by “Steallag” in Stornoway.
Like a horseman in springtime
Going to fetch the midwife
Shouting that he didn’t
Have long to wait.
The grey mare is in the furrow
And the black horse on the furrow’s left side
So that I may plough straight, close and deep
And I leave nothing unploughed.
The gorse wears its golden crown
And with no ploughing or harrowing done
It’s the cuckoo’ s crop
I’ll be left with this year.
If I don’t plough and I don’t sow
How will we have a harvest
Or bake bread
From the cold empty meal-chest?
Young man that I meet
Leave your cattle on the machair land
And I will reward you.
(Translation from Le Mùirn)
Why we chose this song
We were looking for a song from Lewis and we wanted to find out more about Murdo MacFarlane’s songs. We came across the Melbost Bard’s songs beacause we were studying the singing of Donnie and Margaret MacLeod, who were in the group Na h-Òganaich. We chose Donnie and Margaret because they are brother and sister as we are. We discovered that they sang a lot of Murdo MacFarlane’s songs and so we looked for one of his songs that Na h-Òganaich hadn’t recorded.
We found the song in Le Mùirn - Murchadh MacPhàrlain agus Mairead Nicleòid, Sgeul Càirdeis, written by Catrìona Murray about the friendship between Margaret and Murdo.
Murdo MacFarlane was born and brought up in Melbost, Lewis. He did not have Gaelic in school but he was taught French, Latin and English. He went to North America in the 1920s but returned to Scotland in 1932 and he was in the Second World War. He never married but he returned to Lewis after the war. Murdo is a famous author who wrote many other songs.
He wrote Cànan nan Gàidheal in 1974 and many singers have recorded it since then – for example Karen Matheson, Cathy Ann MacPhee and Ishbel MacAskill. He also wrote the song

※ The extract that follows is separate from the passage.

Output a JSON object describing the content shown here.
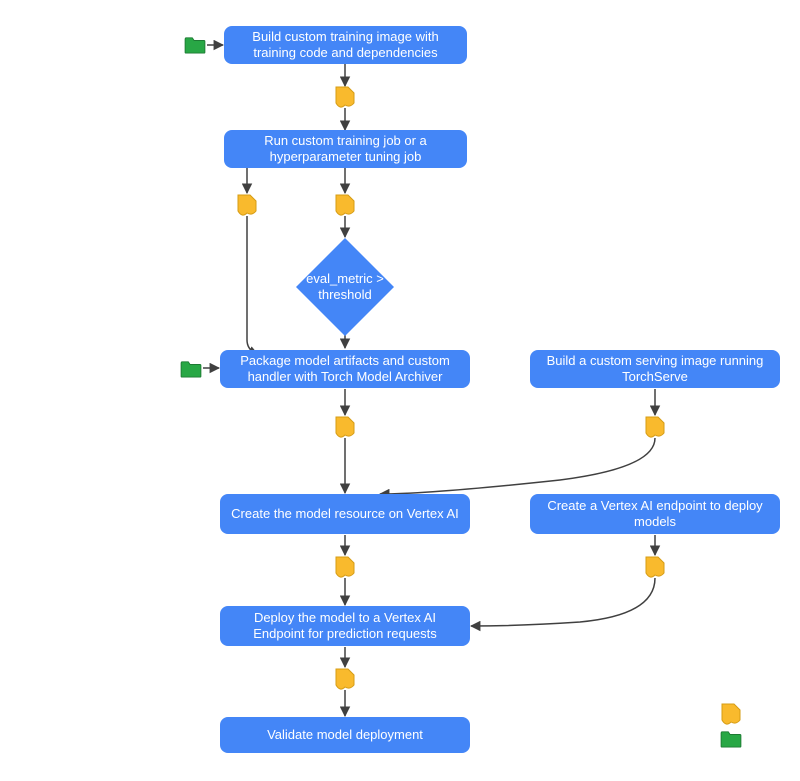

’S fhada leam an oidhche gheamhraidh when he was working in Canada. Capercaillie, Anna Murray and Na h-Òganaich have all recorded that song.
In the song, Murdo is seeking someone who will work at keeping the plough coulter clean. ‘Geingealadh’ is not a common word today. Murdo explained it as follows:

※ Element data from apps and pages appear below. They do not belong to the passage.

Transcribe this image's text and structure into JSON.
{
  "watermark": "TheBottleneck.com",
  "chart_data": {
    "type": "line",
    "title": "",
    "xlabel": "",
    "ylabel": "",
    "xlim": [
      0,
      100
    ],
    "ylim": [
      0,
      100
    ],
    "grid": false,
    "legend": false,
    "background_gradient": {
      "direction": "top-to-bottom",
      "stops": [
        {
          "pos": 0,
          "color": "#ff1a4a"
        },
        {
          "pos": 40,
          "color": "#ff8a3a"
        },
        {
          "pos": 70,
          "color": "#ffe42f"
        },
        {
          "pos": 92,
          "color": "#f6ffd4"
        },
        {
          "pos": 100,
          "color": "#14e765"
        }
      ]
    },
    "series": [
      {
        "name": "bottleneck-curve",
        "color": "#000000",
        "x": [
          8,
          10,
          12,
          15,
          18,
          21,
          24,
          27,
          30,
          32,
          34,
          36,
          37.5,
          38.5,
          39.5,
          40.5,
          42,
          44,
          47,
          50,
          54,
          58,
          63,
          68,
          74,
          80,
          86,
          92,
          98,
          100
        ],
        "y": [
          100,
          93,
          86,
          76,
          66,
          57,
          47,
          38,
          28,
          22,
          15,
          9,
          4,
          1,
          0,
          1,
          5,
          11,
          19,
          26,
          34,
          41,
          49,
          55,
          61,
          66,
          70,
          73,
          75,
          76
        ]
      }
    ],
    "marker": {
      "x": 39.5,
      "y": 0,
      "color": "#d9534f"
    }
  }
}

“ This was a trade we had when we were young, going along by the plough when they were ploughing, and when the seaweed and the manure gathered in a lump round the plough coulter we had to keep the coulter clean using a fork or a stick or anything that would keep the coulter clean. And we would turn the manure and the seaweed that gathered in a lump round the coulter. We would return it to the furrow and that was doing ‘geingealadh’.
That’s what the man in the song is wanting, where will he find a lad to keep the plough coulter clean? I’m going back to a world that’s disappeared. I try to pluck things from that bygone world to give them to today’s generation, so they’ll know about the kind of things we had to do to earn a living.”
In the second verse Murdo mentions a man whose nickname was ‘Steallag’. Calum ‘Steallag’ MacLeod was a blacksmith in Stornoway and he was well-known in the community.
We don’t think the song is about one person but about people who have to work the land. We feel the song is a metaphor for Gaelic. It’s not ‘Who will I get to keep the coulter clean? ’ - who will keep working the land? – but who will keep Gaelic alive?
We want to thank Margaret MacLeod for the support she gave us with the song and with information about Murdo.